Kiri Camp Wildlife Sightings May 2024

May has had splendid weather for viewing wildlife at Kiri Camp. There has been little cloud cover and no rain, meaning guests had unimpeded views of the Okavango Delta’s biggest stars.

Daytime temperatures averaged around  30°C this month, with mornings and evenings being noticeably cooler, an interesting trend we’ve noticed since last month. But as we eagerly wait for the floodwater to arrive, our guests, together with us, can enjoy the setting sun underneath electric blankets.

Kiri Camp Dinner under the stars

Dinner and a Show

As our guests indulged in a post-safari dinner, an incredible scene of 19 frenzied African wild dogs in a vicious clash with nine hyenas got the attention of everyone at Kiri Camp. The wild dogs sprinted in front of camp to their targets and bared their teeth, which the hyenas also did in turn.

As the fighting started only 100m from camp, our rangers quickly gathered the guests, topped off their drinks, escorted them into our safari vehicles and followed the ferocious sights and sounds forever etched into our memories! The one-in-a-lift-time night safari lasted until 9 pm to the delight of guests and staff.

In Rare Form

It's funny how a simple question led to one of this year’s most exciting and rare sightings! During one of our sunset drives hosted by guides Mike and Tops on the dry Boro riverbed, a guest asked if Botswana has armadillos.

Mike and Tops nearly jumped out of their seats, realising that what the guest was pointing to in the dry grass was a rare pangolin! And true to its rare and illusive nature, the pangolin quickly scurried off. But not before our guests managed to snap a few pictures of it. The last time we spotted a pangolin was in December 2022. That little fact was the icing on the cake as everyone reminisced around the campfire that evening.

Pangolin spotted at Machaba Safaris

Mommy’s Home

In the golden afternoon rays of the African sun, two familiar lionesses were basking on top of a termite mound when they suddenly caught a whiff of something delicious in the air. The lionesses then stood up to investigate and started walking through the long grass to track down the alluring aroma.

The smell led them to another termite mound, which they casually circled until a family of warthogs darted out. A brief but intense pursuit followed. Concluding with one of the lionesses catching but curiously not eating a teenage warthog. The lioness carried the carcass for approximately a kilometre, crossing roads and veld until she neared a third termite mound.

Out of the long grass, our guides noticed 8 small cubs excited to see their mother return and pouncing all over her. The mother laid the warthog down, and the cubs could not contain their joy. The little ones growled, mewed and purred at the sight of their next meal. And what’s even more interesting is that throughout this sighting, neither lioness nor cub batted an eye at our guides or their vehicle.
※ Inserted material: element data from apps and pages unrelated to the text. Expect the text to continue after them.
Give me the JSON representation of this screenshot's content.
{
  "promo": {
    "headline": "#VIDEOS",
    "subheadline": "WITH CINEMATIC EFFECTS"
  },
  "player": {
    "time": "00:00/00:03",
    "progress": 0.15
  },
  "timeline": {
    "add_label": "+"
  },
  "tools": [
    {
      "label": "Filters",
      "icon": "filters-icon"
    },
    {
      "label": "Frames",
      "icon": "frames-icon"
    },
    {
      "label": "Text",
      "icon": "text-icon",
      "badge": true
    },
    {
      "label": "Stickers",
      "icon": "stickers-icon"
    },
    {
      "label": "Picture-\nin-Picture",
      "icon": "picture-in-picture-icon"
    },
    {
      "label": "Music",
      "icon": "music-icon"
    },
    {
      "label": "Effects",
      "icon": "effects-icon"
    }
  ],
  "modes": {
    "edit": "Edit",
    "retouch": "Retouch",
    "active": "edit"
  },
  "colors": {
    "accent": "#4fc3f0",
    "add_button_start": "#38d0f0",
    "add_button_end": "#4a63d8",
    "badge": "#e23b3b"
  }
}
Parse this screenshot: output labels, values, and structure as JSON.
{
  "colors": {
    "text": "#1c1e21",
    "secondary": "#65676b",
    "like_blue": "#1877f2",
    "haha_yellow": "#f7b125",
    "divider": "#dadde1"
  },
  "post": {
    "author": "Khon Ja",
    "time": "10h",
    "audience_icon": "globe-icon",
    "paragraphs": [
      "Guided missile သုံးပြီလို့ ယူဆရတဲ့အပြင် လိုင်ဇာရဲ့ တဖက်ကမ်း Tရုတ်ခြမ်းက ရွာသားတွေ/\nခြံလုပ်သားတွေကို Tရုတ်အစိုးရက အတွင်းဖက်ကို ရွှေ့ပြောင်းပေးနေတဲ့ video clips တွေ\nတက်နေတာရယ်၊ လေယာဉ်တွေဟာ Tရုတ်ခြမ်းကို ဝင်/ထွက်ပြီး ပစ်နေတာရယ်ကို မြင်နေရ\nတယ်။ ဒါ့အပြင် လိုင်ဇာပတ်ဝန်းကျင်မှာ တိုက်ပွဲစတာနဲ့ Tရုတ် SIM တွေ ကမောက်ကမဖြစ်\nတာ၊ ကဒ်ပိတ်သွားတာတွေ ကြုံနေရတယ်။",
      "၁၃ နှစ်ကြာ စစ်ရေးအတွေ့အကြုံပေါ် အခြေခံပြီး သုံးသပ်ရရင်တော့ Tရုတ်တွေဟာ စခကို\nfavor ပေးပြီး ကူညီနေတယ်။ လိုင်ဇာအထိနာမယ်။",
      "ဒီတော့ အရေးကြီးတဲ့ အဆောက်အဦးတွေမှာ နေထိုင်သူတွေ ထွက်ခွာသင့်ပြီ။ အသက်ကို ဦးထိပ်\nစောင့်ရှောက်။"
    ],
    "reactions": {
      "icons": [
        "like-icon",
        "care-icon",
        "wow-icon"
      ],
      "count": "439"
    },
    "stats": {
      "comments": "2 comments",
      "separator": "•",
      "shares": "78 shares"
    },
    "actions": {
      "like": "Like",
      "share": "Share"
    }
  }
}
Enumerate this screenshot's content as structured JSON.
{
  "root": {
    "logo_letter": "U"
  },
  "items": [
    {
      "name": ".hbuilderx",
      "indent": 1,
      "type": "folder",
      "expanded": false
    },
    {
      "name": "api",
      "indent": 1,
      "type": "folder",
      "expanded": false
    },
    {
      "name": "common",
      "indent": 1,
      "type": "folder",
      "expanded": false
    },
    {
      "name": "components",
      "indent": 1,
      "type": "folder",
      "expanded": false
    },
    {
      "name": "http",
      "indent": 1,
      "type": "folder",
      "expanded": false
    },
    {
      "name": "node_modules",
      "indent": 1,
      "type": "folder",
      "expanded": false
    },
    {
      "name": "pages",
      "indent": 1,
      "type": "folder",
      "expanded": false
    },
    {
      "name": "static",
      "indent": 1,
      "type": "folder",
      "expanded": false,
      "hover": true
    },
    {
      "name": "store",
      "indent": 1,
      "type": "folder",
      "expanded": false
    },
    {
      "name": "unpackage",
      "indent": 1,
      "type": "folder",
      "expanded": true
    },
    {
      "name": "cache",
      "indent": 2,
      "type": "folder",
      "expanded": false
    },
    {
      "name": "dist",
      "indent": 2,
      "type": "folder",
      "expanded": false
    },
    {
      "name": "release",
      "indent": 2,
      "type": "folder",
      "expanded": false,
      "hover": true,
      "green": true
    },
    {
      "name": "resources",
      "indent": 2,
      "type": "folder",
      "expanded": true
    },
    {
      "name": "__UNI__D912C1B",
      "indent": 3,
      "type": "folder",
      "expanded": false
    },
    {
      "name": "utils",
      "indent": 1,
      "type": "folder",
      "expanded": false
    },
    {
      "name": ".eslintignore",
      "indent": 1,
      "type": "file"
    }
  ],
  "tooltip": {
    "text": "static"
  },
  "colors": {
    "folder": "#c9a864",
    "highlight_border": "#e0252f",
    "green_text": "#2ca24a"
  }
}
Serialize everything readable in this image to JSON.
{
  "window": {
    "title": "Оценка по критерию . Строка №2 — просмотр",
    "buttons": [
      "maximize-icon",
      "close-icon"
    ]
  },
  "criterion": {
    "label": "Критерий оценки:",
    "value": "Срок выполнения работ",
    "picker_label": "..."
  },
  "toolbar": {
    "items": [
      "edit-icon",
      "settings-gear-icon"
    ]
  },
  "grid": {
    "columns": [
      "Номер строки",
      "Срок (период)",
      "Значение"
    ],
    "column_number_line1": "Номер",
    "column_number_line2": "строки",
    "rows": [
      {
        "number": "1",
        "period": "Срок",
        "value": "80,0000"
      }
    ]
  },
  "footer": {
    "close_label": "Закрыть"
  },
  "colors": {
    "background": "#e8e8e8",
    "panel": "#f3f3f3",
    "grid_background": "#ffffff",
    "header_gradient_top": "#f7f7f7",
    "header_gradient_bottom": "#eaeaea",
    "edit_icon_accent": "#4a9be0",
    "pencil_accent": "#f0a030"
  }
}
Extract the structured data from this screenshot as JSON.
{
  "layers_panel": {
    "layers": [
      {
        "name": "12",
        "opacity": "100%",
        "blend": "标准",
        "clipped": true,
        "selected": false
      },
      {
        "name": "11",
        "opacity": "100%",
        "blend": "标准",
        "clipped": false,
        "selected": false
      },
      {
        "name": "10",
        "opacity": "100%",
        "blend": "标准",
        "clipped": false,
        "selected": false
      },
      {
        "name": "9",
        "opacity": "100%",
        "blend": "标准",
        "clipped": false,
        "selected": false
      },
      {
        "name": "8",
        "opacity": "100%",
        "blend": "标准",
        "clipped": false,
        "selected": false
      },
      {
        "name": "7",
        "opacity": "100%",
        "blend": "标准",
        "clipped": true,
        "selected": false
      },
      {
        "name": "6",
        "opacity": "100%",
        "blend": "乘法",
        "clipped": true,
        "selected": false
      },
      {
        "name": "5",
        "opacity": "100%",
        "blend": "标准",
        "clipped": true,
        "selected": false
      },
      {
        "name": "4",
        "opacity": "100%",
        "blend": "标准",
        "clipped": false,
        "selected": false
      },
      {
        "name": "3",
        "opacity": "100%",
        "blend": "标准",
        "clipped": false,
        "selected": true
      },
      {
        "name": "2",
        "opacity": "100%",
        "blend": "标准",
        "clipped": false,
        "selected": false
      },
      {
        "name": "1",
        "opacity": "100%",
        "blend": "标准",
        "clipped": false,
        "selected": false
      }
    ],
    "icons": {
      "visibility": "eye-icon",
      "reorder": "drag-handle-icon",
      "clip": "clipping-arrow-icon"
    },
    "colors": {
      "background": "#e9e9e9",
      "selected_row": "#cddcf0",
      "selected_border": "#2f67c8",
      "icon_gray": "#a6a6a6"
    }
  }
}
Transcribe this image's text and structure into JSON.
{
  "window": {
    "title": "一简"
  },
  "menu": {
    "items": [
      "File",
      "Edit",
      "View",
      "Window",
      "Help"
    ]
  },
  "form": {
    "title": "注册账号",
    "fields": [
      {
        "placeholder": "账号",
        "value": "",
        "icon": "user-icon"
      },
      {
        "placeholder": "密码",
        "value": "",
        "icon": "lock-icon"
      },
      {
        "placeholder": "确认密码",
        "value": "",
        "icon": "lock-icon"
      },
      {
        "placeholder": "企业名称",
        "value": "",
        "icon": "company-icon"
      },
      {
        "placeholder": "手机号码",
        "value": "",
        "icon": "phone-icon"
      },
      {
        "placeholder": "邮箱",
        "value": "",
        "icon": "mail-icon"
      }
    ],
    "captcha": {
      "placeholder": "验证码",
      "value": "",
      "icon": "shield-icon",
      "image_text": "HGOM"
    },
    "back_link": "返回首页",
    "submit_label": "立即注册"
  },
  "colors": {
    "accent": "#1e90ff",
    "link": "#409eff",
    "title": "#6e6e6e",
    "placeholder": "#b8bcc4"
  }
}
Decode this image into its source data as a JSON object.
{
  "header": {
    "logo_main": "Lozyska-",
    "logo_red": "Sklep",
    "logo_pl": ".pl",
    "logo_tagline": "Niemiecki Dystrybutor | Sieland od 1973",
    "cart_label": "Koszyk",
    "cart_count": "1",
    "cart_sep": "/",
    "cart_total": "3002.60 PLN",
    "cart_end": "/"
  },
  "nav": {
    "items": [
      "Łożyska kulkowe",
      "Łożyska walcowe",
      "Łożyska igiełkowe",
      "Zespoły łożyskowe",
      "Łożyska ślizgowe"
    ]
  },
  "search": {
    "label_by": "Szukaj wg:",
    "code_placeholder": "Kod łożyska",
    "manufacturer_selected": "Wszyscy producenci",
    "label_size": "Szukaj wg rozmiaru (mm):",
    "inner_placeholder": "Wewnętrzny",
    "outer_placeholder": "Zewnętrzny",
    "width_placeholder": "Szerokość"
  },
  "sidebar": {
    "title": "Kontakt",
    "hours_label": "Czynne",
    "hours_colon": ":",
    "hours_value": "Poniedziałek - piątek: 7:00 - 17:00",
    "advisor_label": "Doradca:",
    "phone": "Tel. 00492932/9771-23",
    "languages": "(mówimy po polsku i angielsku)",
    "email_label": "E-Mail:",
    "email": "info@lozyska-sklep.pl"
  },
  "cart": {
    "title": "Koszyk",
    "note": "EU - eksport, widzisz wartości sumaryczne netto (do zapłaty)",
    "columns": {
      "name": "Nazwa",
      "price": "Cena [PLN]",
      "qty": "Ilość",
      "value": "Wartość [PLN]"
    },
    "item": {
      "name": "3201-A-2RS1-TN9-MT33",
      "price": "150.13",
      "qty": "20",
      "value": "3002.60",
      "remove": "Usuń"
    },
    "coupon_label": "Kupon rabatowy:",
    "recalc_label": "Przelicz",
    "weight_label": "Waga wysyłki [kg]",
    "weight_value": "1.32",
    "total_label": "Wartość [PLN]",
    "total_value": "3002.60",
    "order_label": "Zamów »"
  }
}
Lioness spotted with her Warthog kill

Chasing Cheetahs

During one of our guests’ early morning breakfasts on the Kiri camp deck, we spotted a coalition of five cheetahs running across the plains to a nearby watering hole. Our guides and guests quickly transitioned from relaxed to excited and jumped into our safari vehicles to follow the happy-go-lucky group. Once we caught up with them at the watering hole, the cheetahs chased each other to a nearby termite mound. They climbed up and down the mound, frolicked amongst the grass and fought playfully, much to the delight of the nearby guides and guests. Seeing animals play like this is one of the most enthralling and rare sights out there.

Hunt Inside Camp

Guests rarely get this close to an active hunt! While preparing for a late afternoon game drive, a frightened Impala ran at full speed down the Kiri Camp pathway leading to room 10.  Guests jumped to the sides of the path to avoid the impala only to see a pack of eight African wild dogs behind it. The pack was singularly focused on their prey, so the guests were in no danger or even scared. But the adrenaline they felt in the moment was something you can only get by being that close to predators in action.

Eventually, the wild dogs brought down the impala outside the lodge’s turning circle.  Shortly after their meal, the dogs scattered, and the guests went on their planned game drives. The dogs later returned to the scene of their kill, where they were spotted running up and down the pathway throughout the night.

Until next time,
Kiri camp